Then after 15 enviable years at The Observer, he was forced to stop working. “18 months ago I got run over by a car. Well, actually by an SUV. I was on the job and I was crossing the street and got knocked down by the driver’s front wheel on my leg. So I haven’t been able to work properly since then. I’m finally with a cane, which I started with in May. The problem was that I lost that job.” The only good that can really be said to have come from this traumatic experience was the freeing up of some time to go back through all of his old pictures. “I’m very fortunate to have a friend, Eva Prinz, who is the Editor of Abrams. She asked me if I’d ever done a book and I said, “No,” and she said, “Well, we have to!” but it never really happened at Abrams. Then she and Thurston hooked up to do the Ecstatic Peace Library.” Presented chronologically as Hamilton lives through various eras of music – rock’n’roll, punk, hip hop – You Should Have Heard Just What I Seen shows that his art has remained constant, truly creative, and free from preconceived ideas about what music photography can or should be.

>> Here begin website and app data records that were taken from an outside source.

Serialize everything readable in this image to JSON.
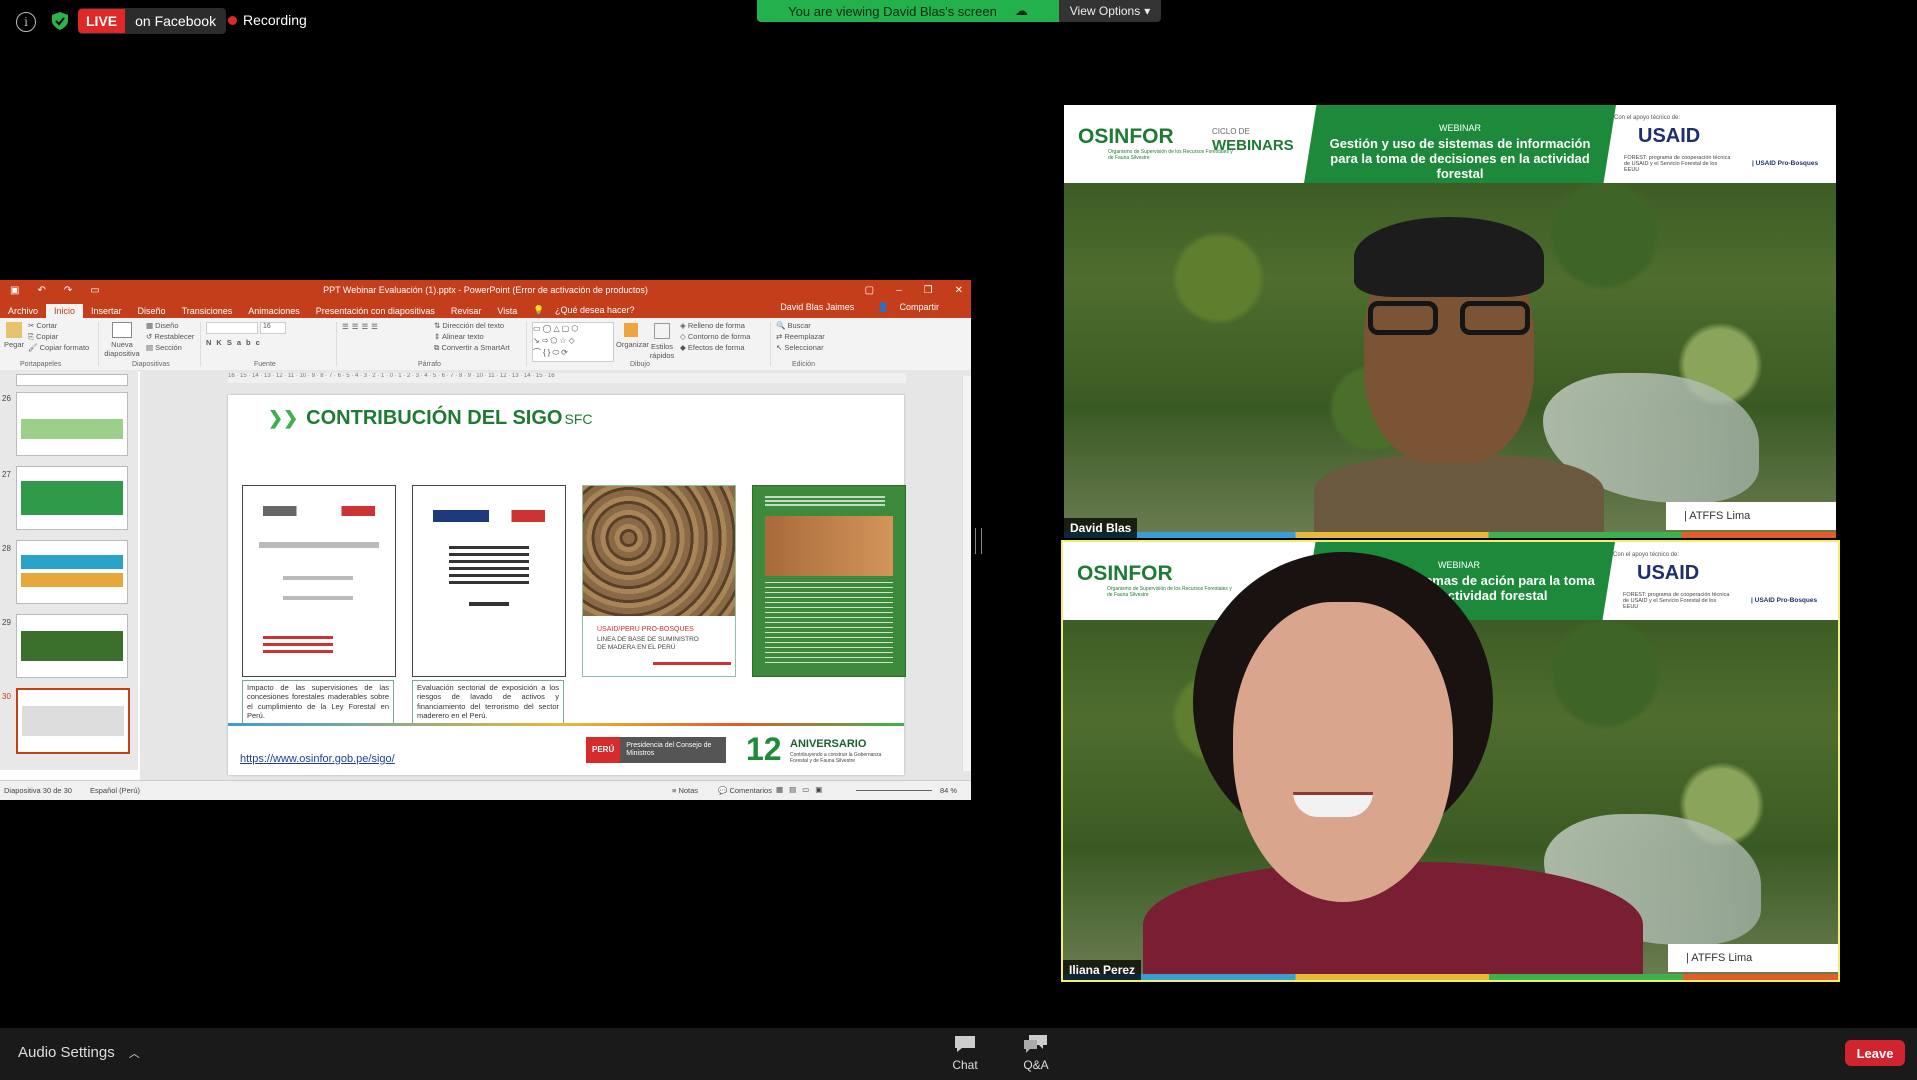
{
  "topbar": {
    "live_label": "LIVE",
    "live_platform": "on Facebook",
    "recording_label": "Recording",
    "viewing_banner": "You are viewing David Blas's screen",
    "view_options": "View Options"
  },
  "ppt": {
    "window_title": "PPT Webinar Evaluación (1).pptx - PowerPoint (Error de activación de productos)",
    "tabs": [
      "Archivo",
      "Inicio",
      "Insertar",
      "Diseño",
      "Transiciones",
      "Animaciones",
      "Presentación con diapositivas",
      "Revisar",
      "Vista"
    ],
    "tell_me": "¿Qué desea hacer?",
    "user": "David Blas Jaimes",
    "share": "Compartir",
    "ribbon": {
      "paste": "Pegar",
      "cut": "Cortar",
      "copy": "Copiar",
      "format_painter": "Copiar formato",
      "clipboard_group": "Portapapeles",
      "new_slide": "Nueva diapositiva",
      "layout": "Diseño",
      "reset": "Restablecer",
      "section": "Sección",
      "slides_group": "Diapositivas",
      "font_group": "Fuente",
      "font_size": "16",
      "text_direction": "Dirección del texto",
      "align_text": "Alinear texto",
      "smartart": "Convertir a SmartArt",
      "paragraph_group": "Párrafo",
      "arrange": "Organizar",
      "quick_styles": "Estilos rápidos",
      "shape_fill": "Relleno de forma",
      "shape_outline": "Contorno de forma",
      "shape_effects": "Efectos de forma",
      "drawing_group": "Dibujo",
      "find": "Buscar",
      "replace": "Reemplazar",
      "select": "Seleccionar",
      "editing_group": "Edición"
    },
    "thumbnails": [
      {
        "num": "26"
      },
      {
        "num": "27"
      },
      {
        "num": "28"
      },
      {
        "num": "29"
      },
      {
        "num": "30"
      }
    ],
    "slide": {
      "title": "CONTRIBUCIÓN DEL SIGO",
      "title_suffix": "SFC",
      "doc3_title": "USAID/PERU PRO-BOSQUES",
      "doc3_sub": "LINEA DE BASE DE SUMINISTRO DE MADERA EN EL PERÚ",
      "caption1": "Impacto de las supervisiones de las concesiones forestales maderables sobre el cumplimiento de la Ley Forestal en Perú.",
      "caption2": "Evaluación sectorial de exposición a los riesgos de lavado de activos y financiamiento del terrorismo del sector maderero en el Perú.",
      "link": "https://www.osinfor.gob.pe/sigo/",
      "peru": "PERÚ",
      "pcm": "Presidencia del Consejo de Ministros",
      "aniv_num": "12",
      "aniv": "ANIVERSARIO",
      "aniv_sub": "Contribuyendo a construir la Gobernanza Forestal y de Fauna Silvestre"
    },
    "status": {
      "slide_counter": "Diapositiva 30 de 30",
      "language": "Español (Perú)",
      "notes": "Notas",
      "comments": "Comentarios",
      "zoom": "84 %"
    }
  },
  "tiles": [
    {
      "name": "David Blas",
      "atffs": "| ATFFS Lima"
    },
    {
      "name": "Iliana Perez",
      "atffs": "| ATFFS Lima"
    }
  ],
  "banner": {
    "osinfor": "OSINFOR",
    "osinfor_sub": "Organismo de Supervisión de los Recursos Forestales y de Fauna Silvestre",
    "ciclo": "CICLO DE",
    "webinars": "WEBINARS",
    "webinar_label": "WEBINAR",
    "headline": "Gestión y uso de sistemas de información para la toma de decisiones en la actividad forestal",
    "headline_cropped": "ión y uso de sistemas de ación para la toma de es en la actividad forestal",
    "support": "Con el apoyo técnico de:",
    "usaid": "USAID",
    "forest_program": "FOREST: programa de cooperación técnica de USAID y el Servicio Forestal de los EEUU",
    "probosques": "| USAID Pro-Bosques"
  },
  "bottom": {
    "audio_settings": "Audio Settings",
    "chat": "Chat",
    "qa": "Q&A",
    "leave": "Leave"
  },
  "colors": {
    "ppt_red": "#c43e1c",
    "zoom_green": "#22b14c",
    "leave_red": "#d1242f",
    "osinfor_green": "#1f7a35",
    "active_speaker_border": "#f1f066"
  }
}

“Apart from making a living, I don’t even think I had set out to ‘achieve’ anything really,” Hamilton, now 63, deliberates. “But my central concern was to make a history – a very personal one – but still a history of New York City and anywhere I wandered. It was therefore always important that I think of these images as mine– I insisted on doing all my own processing, owning the negatives and maintaining maximum control of the presentation (and amazingly, for the most part, got away with it). The main thing that I would offer the publications, I thought, was a kind of ‘lucidity’. My point of view was, and was always permitted to be, my own.”